A sole proprietorship is the simplest business structure. It essentially means that one person owns the business, and that same person is responsible for every aspect of the business, including its liabilities. This business structure means that the business is you, and all the risks that are involved in starting a business are yours and yours alone.

A partnership is just what it sounds like. When you and another person, or several other people join together in a business venture for mutual gain, that is a partnership. Everybody contributes something of value (not necessarily monetary; time and work also count as being valuable) to the founding of the company, and everyone expects to share the profits.

A corporation is usually viewed as a fictional person, and holds many of the rights that individuals do; such as the right to own property. When a corporation is formed, the contributions by the various members are translated into stock in the company. This is beneficial to each individual when company stock goes up, but when it goes down, the "stockholders" cannot claim this loss as a deduction on their taxes, as sole proprietorships and partnerships can do.

Forming an S Corporation is a way for shareholders to avoid being taxed twice: once as a corporation, and again on their personal income taxes. Certain forms of income go untaxed for the corporation, and then the stockholders pay taxes on other forms of the company's income.

A Limited Liability Corporation is a new business structure that can be formed by any number of people (in some states, even one person) as a way to decrease personal liability for the business.
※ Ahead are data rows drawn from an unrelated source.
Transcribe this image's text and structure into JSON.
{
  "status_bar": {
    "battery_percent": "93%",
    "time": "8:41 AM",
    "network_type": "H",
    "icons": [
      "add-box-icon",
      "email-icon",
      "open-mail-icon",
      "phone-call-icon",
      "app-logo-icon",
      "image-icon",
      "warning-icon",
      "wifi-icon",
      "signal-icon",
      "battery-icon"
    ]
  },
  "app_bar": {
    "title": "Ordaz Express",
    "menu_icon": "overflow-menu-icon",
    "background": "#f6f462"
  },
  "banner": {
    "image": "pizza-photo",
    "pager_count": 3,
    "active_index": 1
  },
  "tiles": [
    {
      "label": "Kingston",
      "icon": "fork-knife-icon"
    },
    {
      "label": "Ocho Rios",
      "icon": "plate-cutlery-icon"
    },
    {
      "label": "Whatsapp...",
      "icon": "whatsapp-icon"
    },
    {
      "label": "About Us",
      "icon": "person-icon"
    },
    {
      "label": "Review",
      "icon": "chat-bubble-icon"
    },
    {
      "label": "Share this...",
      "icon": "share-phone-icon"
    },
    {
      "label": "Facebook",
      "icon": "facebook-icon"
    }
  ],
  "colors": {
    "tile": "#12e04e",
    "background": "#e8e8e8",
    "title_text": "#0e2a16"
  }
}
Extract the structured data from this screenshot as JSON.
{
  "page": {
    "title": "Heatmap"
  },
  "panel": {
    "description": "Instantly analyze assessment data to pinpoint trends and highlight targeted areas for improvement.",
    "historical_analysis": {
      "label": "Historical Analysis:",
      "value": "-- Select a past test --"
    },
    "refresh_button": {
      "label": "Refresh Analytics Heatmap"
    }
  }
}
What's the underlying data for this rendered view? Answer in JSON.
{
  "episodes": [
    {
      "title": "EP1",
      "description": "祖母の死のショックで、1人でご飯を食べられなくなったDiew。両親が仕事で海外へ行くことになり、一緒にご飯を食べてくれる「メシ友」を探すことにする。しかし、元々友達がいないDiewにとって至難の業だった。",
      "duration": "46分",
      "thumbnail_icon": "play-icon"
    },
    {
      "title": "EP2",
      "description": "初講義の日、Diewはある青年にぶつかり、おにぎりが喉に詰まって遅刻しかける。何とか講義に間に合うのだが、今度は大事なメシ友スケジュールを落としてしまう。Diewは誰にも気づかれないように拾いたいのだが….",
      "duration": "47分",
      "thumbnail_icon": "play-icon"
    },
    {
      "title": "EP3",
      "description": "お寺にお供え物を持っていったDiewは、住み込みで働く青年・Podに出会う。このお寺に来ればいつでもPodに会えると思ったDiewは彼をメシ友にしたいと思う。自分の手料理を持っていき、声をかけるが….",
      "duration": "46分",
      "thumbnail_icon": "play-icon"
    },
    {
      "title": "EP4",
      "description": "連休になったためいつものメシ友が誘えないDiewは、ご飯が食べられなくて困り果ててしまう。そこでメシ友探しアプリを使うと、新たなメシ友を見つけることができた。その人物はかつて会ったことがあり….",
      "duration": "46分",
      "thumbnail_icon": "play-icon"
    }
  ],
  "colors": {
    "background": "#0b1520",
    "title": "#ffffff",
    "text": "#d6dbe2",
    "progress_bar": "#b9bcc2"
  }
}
There is also no maximum number of allowed "members," which is what the owners of an LLC are called. This is known as "incorporating."

This decision can make writing a business plan tricky. The professionals at Masterplans know the choices available to you and can help you not only select the best structure for your business, but can also write a business plan that gets you noticed.